  5. Put a high-contrast image from a magazine face down onto the gelatin. Use the barren or your fingertips to lightly press the magazine page down onto the block, and then peel off the magazine page to reveal your transfer on the gelatin plate.Tip: If the magazine paper gets wrinkly from being wet, you’ve used too much paint!
  6. While the paint of your transfer is still wet on the plate, take one of your color blocked backgrounds and line it up. Use the barren or your hand to firmly rub over the back of the paper, then peel the paper off to reveal your print!
    Tip: Here’s an easy way to get your prints layered neatly on top of each other – put a piece of tape on the table along the top edge of your gelatin plate. Mark the edges of the block and a line in the center in pencil on the tape. When you turn your paper over onto the plate to make a print, use the pencil to mark the lines on the top onto the back of the paper. When you go to print again, simply line up the pencil marks to get everything lined up. This is called “registration” in printmaking!

How to Make Gelli Prints: The Second Way

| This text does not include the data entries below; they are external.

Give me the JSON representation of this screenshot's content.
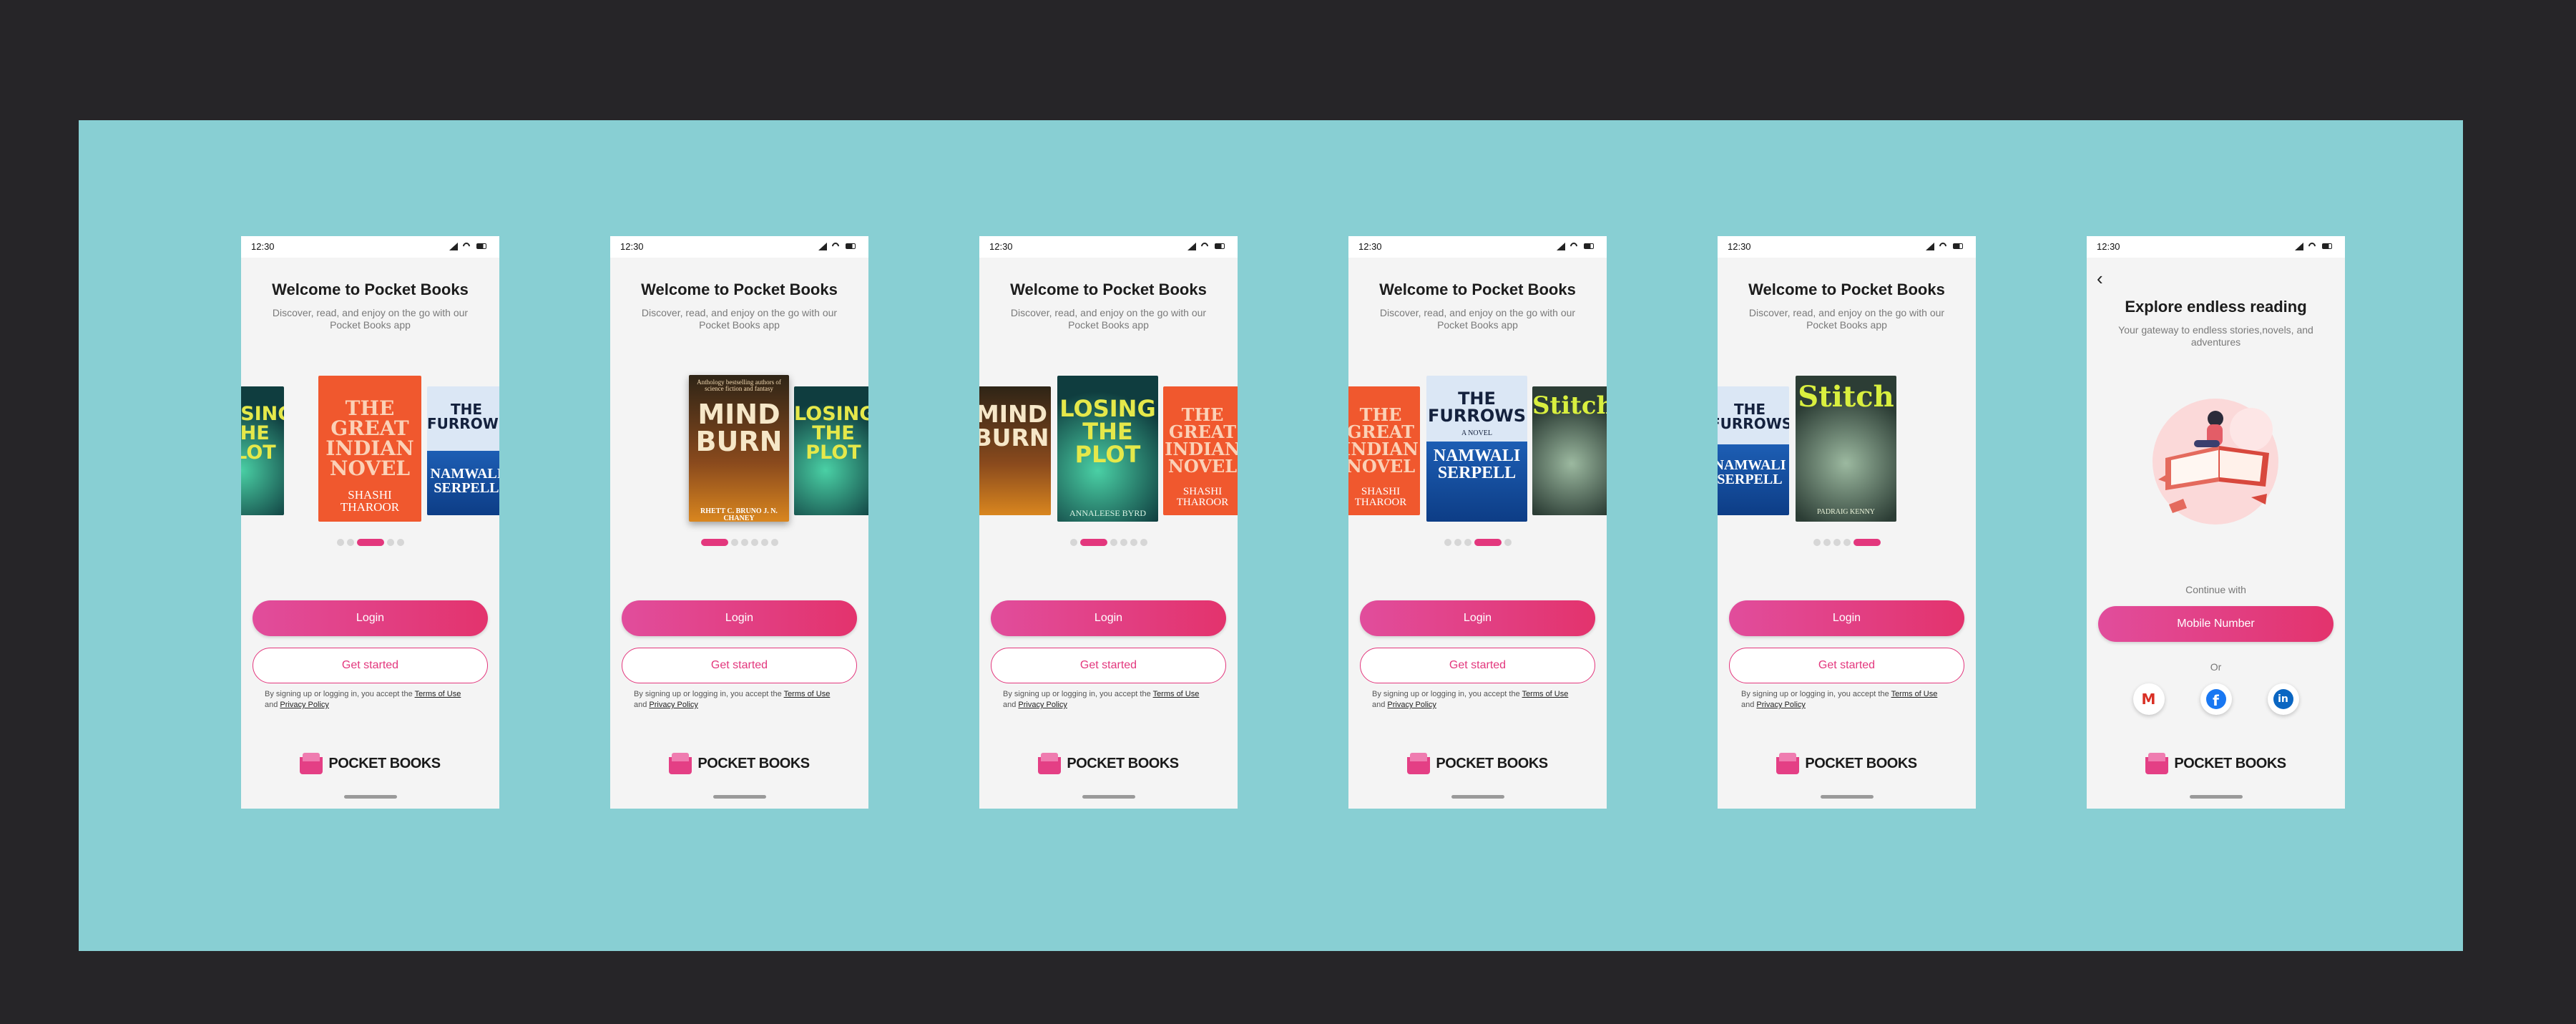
{
  "colors": {
    "canvas": "#262528",
    "board": "#88cfd3",
    "accent": "#e3377d",
    "screen": "#f4f4f4"
  },
  "status_time": "12:30",
  "welcome": {
    "title": "Welcome to Pocket Books",
    "subtitle": "Discover, read, and enjoy on the go with our Pocket Books app"
  },
  "buttons": {
    "login": "Login",
    "get_started": "Get started",
    "mobile": "Mobile Number"
  },
  "terms": {
    "prefix": "By signing up or logging in, you accept the",
    "terms": "Terms of Use",
    "and": "and",
    "privacy": "Privacy Policy"
  },
  "brand": {
    "name": "POCKET BOOKS"
  },
  "books": {
    "mind_burn": {
      "title": "MIND\nBURN",
      "author": "RHETT C. BRUNO   J. N. CHANEY",
      "tagline": "Anthology bestselling authors of science fiction and fantasy"
    },
    "losing_plot": {
      "title": "LOSING\nTHE\nPLOT",
      "author": "ANNALEESE BYRD"
    },
    "great_indian": {
      "title": "THE\nGREAT\nINDIAN\nNOVEL",
      "author": "SHASHI\nTHAROOR"
    },
    "furrows": {
      "title": "THE\nFURROWS",
      "sub": "A NOVEL",
      "author": "NAMWALI\nSERPELL"
    },
    "stitch": {
      "title": "Stitch",
      "author": "PADRAIG KENNY"
    }
  },
  "screens": [
    {
      "dots": 5,
      "active": 2
    },
    {
      "dots": 6,
      "active": 0
    },
    {
      "dots": 6,
      "active": 1
    },
    {
      "dots": 5,
      "active": 3
    },
    {
      "dots": 5,
      "active": 4
    }
  ],
  "explore": {
    "title": "Explore endless reading",
    "subtitle": "Your gateway to endless stories,novels, and adventures",
    "continue_with": "Continue with",
    "or": "Or",
    "social": [
      "gmail-icon",
      "facebook-icon",
      "linkedin-icon"
    ]
  }
}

  1. Lightly dot some dark colored paint onto the gelatin plate. Use the brayer to roll the paint out evenly over the block. Use just enough to see the transparent gelatin underneath the paint.
  2. Put a high-contrast image from a magazine face down onto the gelatin plate. Use a barren or your fingertips to press the magazine page into the ink, then peel off the page to reveal your transfer on the gelatin plate.
  3. Wait until the paint on the plate is COMPLETELY dry. You might need to wait up to five minutes. Roll the extra ink off your brayer onto the scrap paper to clean it while you wait!
  4. With a clean brayer, put a dot of a light colored paint onto the gelatin plate in a clean area on your plate (anywhere left “empty” after your transfer image). Use the brayer to roll the ink out over the transferred image. You want an extremely light coat of paint, enough so that you should still see the transfer image below!
  5. Put a piece of paper on the gelatin plate and firmly rub your hand or a barren over the back of the paper to pick up both layers of your print. Then peel off the paper and reveal your print!

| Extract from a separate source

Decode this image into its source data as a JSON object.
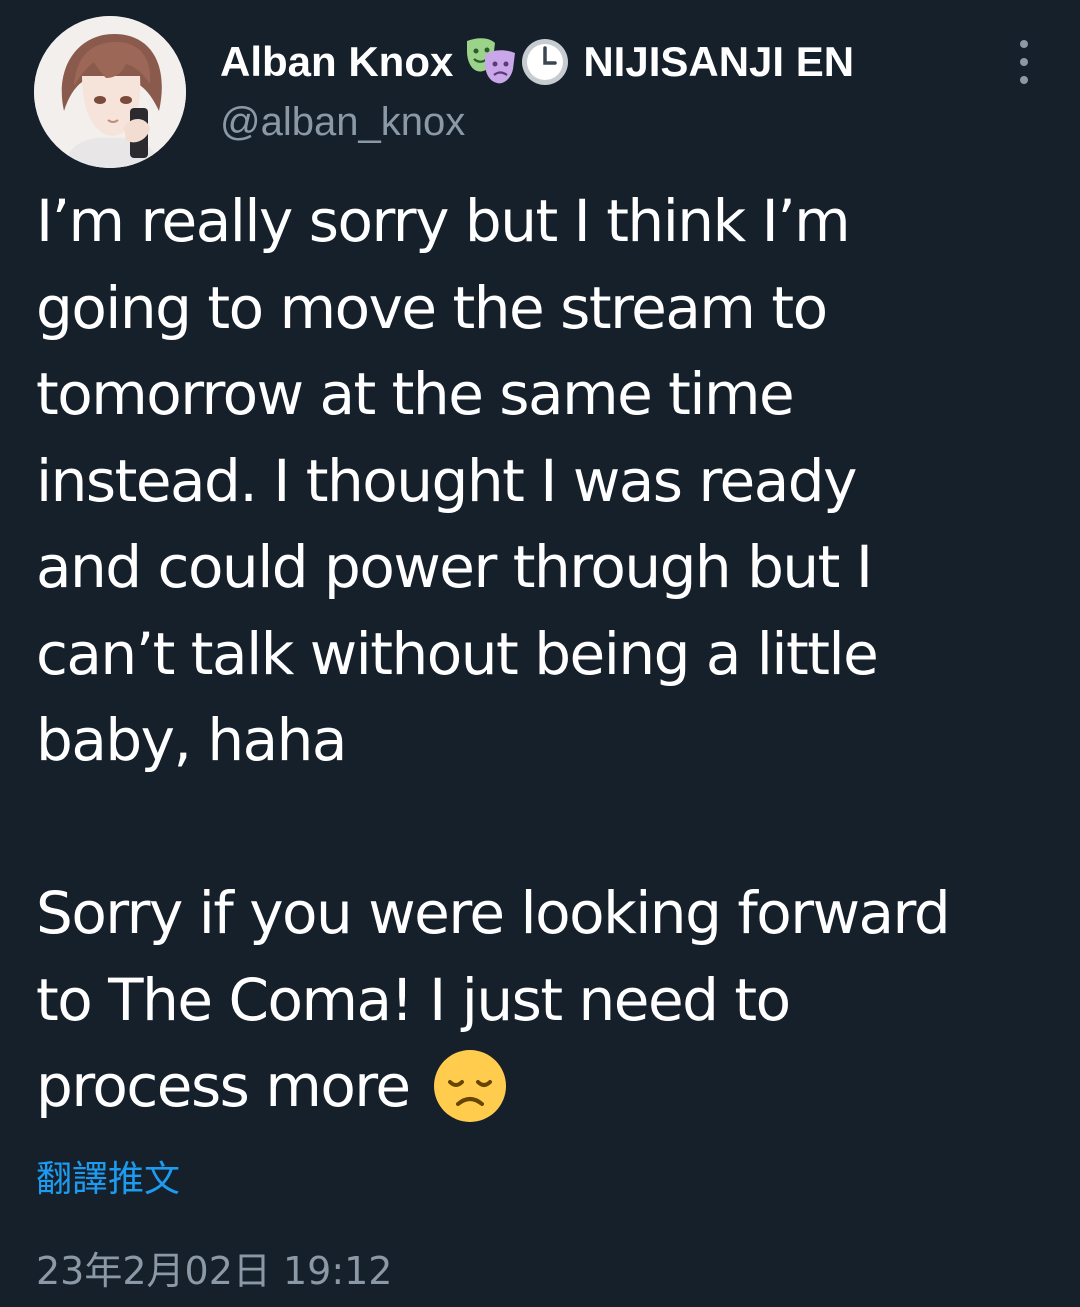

Gelatin plates lend themselves to all kinds of beautiful resist-type prints. Play with stencils, found objects or the back of a paintbrush to doodle in the paint before making a color block background to put your transfer onto. Use ombres, gradients, or any other paint combination to make them more interesting. Or collage your magazine pictures before printing to make something truly unique!

Check out this class on the arts database, Creativebug, that goes much more in-depth about using the gelatin plates. And join us in-person to use the mono printing kits anytime! Happy making!